When spending is up, the opportunity for fraud is up as well, so during this holiday season, consumers and retailers should be especially on their guard against fraudsters. During this holiday season in particular, scammers have developed some ingenious new ways to skim customer credit card info that could potentially lead to another data breech like Target's massive 2013 data disaster.
Unless you want to pay in cash and miss out on all the miles, cash back, paper trail, consumer protection, and other benefits of using a credit card, you'll have to assume a little bit of a risk. Still, as long as you check your statement before you pay it, you should be fine, since the Consumer Protection Act means you're not liable if you report the fraud within 60 days of receiving your statement.
So what kind of stuff should you be looking out for? According to MarketWatch's research, it turns out thieves tend to have certain tastes. Here's a list of the most commonly purchased items with stolen credit card numbers.
- Louis Vuitton handbags
- Diamond rings
- Cases for electronic devices

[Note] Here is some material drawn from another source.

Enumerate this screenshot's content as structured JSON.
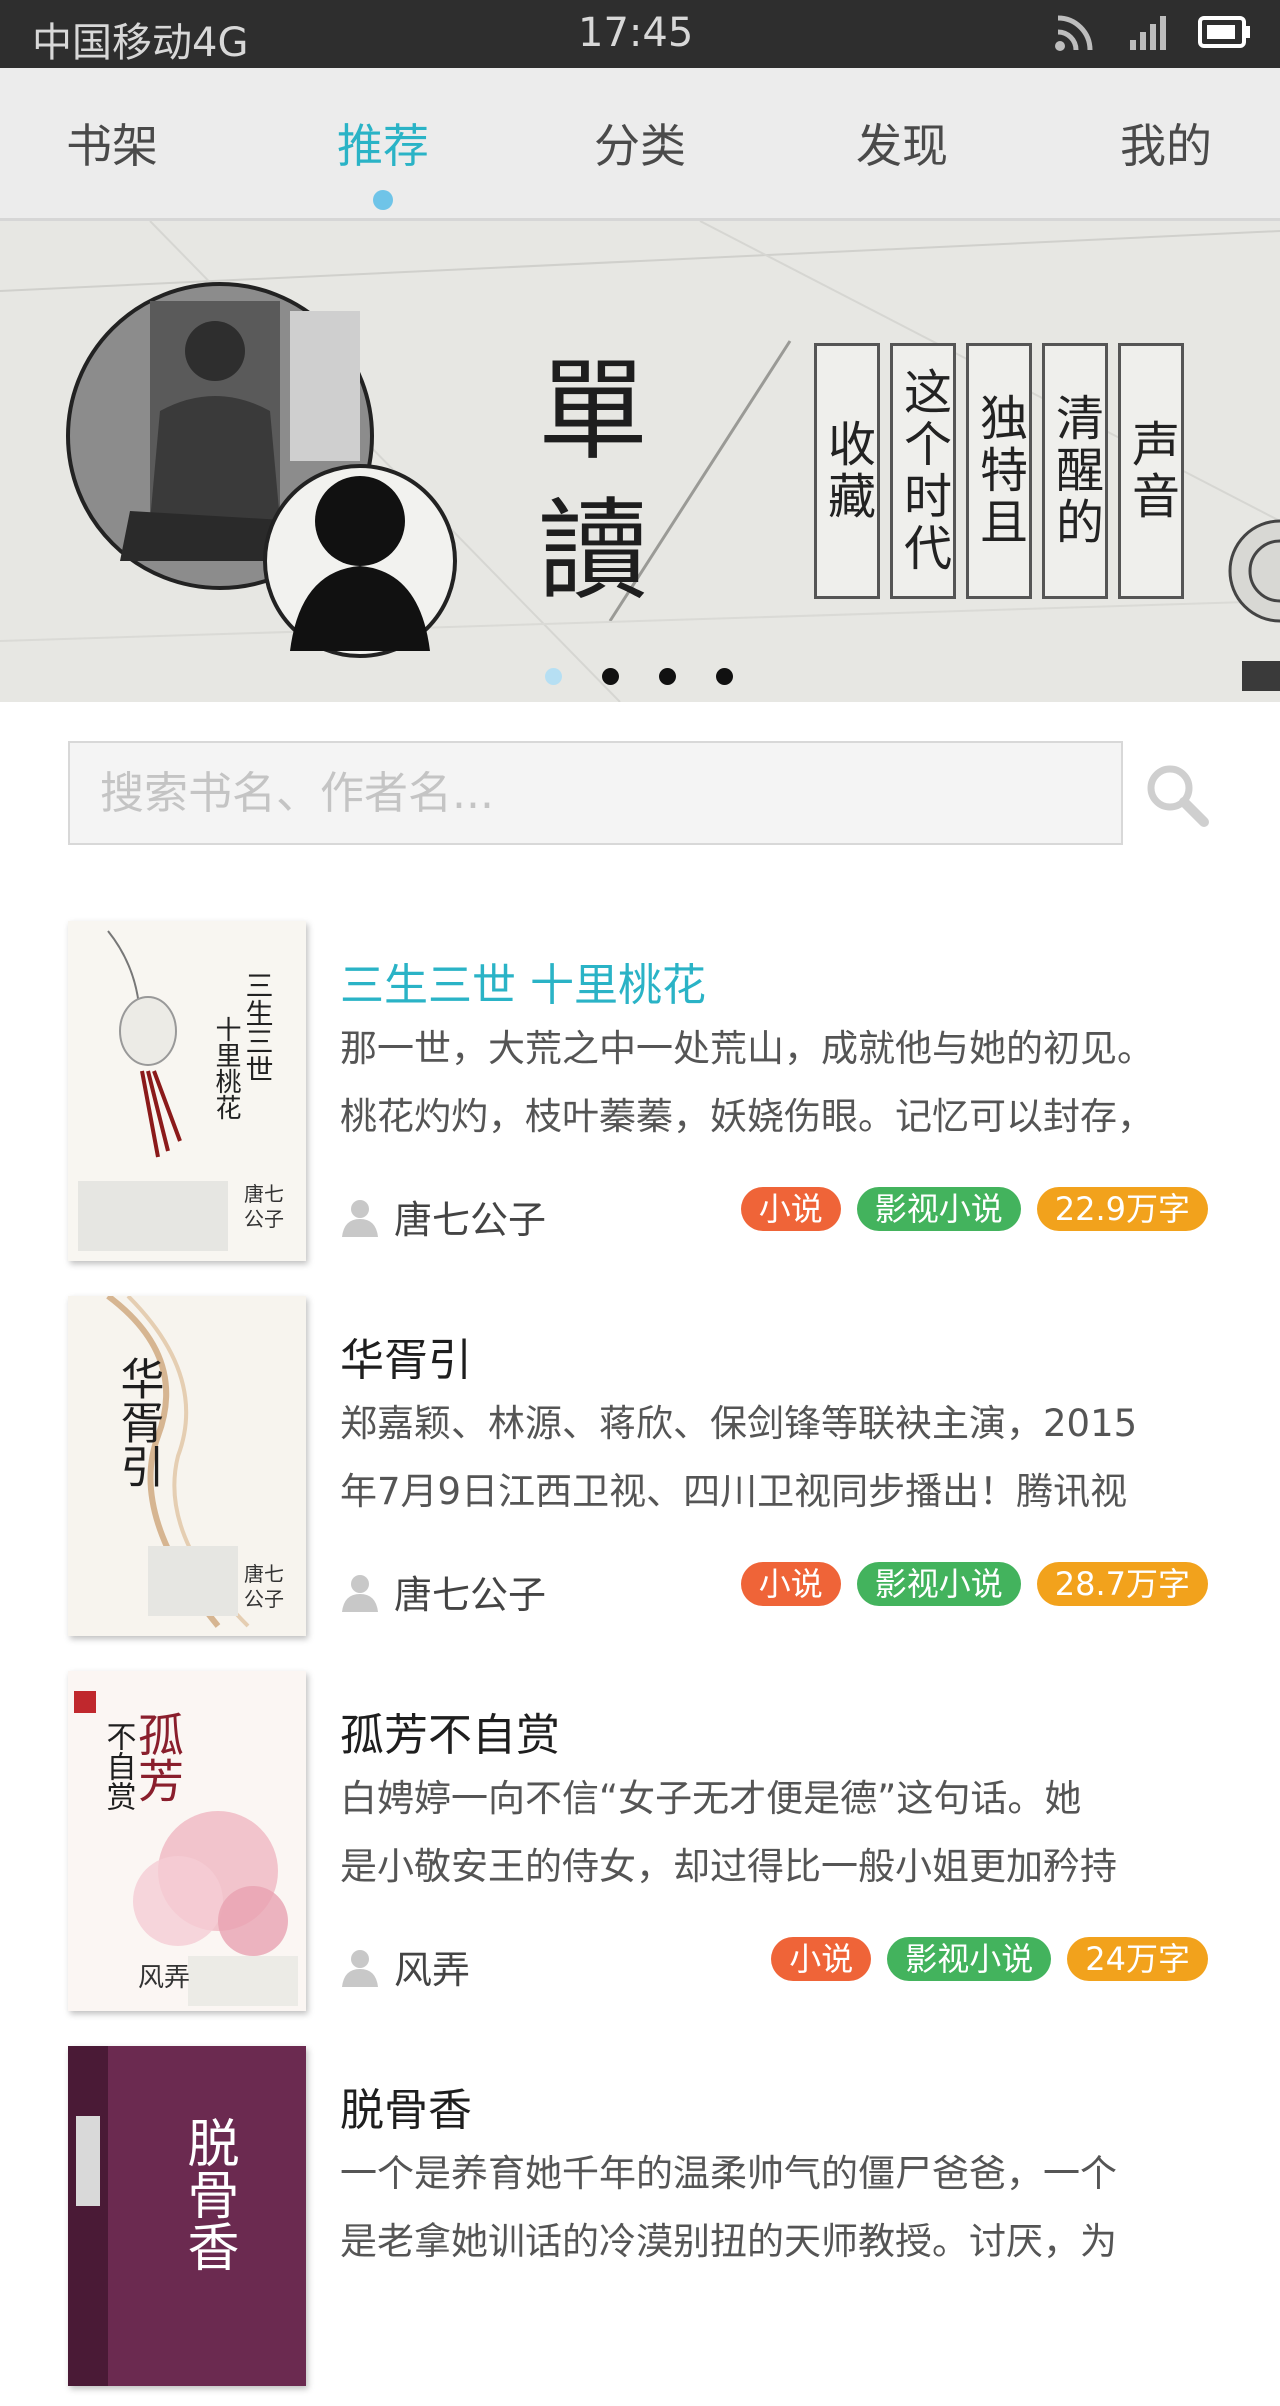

- Gift cards for iTunes and Best Buy
- World of Warcraft gold
- Website hosing services
- Graphic and web design
- Search engine optimization
- Coupons for Facebook ads
- Red Bull
- Hotel rooms
Besides being useful to know what to expect to show up on your credit card statement, this list sheds some light on exactly who is doing the stealing. Virtual thieves are usually faceless, but this list provides quite the face.